6. The insulating foam composition according to claim 1, wherein said propylene content of said modified propylene polymer in (II.) is from 50-100 wt %.
7. The insulating foam composition according to claim 3, wherein said propylene polymer in (a.) is prepared using a catalyst selected from the group consisting of: a Ziegler-Natta catalyst or a metallocene catalyst.
8. The insulating foam composition according to claim 3, wherein said propylene polymer in (a.) has a melt index of 1 to 8 g/10 min at 230° C./2.16 kg.
9. A communication cable comprising the insulating foam composition according to claim 1.

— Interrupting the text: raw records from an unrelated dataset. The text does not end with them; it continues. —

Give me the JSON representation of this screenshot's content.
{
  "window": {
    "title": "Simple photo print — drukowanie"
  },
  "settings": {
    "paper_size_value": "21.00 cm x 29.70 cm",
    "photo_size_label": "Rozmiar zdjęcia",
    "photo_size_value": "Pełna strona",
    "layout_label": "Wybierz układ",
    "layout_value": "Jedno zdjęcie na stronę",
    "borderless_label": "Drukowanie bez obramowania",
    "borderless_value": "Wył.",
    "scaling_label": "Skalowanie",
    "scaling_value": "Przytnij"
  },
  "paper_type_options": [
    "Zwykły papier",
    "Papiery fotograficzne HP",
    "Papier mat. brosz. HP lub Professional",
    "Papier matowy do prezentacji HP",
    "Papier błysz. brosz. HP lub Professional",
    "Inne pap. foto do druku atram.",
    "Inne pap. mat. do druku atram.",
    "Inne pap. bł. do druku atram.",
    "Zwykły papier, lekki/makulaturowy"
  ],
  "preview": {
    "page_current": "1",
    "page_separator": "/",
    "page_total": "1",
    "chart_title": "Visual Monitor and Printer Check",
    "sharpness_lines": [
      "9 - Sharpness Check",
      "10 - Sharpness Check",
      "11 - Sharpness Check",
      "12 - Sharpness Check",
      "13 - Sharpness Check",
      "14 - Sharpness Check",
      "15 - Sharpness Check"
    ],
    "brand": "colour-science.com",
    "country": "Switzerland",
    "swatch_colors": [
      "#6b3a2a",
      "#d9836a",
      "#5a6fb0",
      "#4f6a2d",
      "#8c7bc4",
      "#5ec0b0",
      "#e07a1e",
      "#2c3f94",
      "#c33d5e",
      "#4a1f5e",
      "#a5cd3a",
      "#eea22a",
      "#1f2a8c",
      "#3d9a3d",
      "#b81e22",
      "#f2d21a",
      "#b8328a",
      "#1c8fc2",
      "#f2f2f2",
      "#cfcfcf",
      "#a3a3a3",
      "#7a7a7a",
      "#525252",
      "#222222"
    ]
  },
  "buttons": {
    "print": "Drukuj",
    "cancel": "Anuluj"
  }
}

10. The communication cable according to claim 9, wherein said communication cable consists of a twisted wire cable.
11. The communication cable according to claim 9, wherein said communication cable comprises a plurality of single wire data cables, longitudinally enclosed by a sheath.
12. The insulating foam composition according to claim 1, wherein said insulating foam composition has a foam density of 0.5-0.6 g/cm3.
13. The communication cable according to claim 11, wherein each of said single wire data cables comprises said insulating foam composition.
14. The communication cable according to claim 9, wherein said communication cable consists of a plurality of single wire data cables, longitudinally enclosed by a sheath.
15. The communication cable according to claim 14, wherein each of said single wire data cables comprises said insulating foam composition.
16. The insulating foam composition according to claim 1, wherein said modified propylene polymer has a melt index of 1.6 to 2.7 g/10 min at 230° C./2.16 kg.
17. Method for producing a communication cable, comprising coating a conductor with the insulating foam composition according to claim 1.
International Classification: C08L 23/12 (20060101);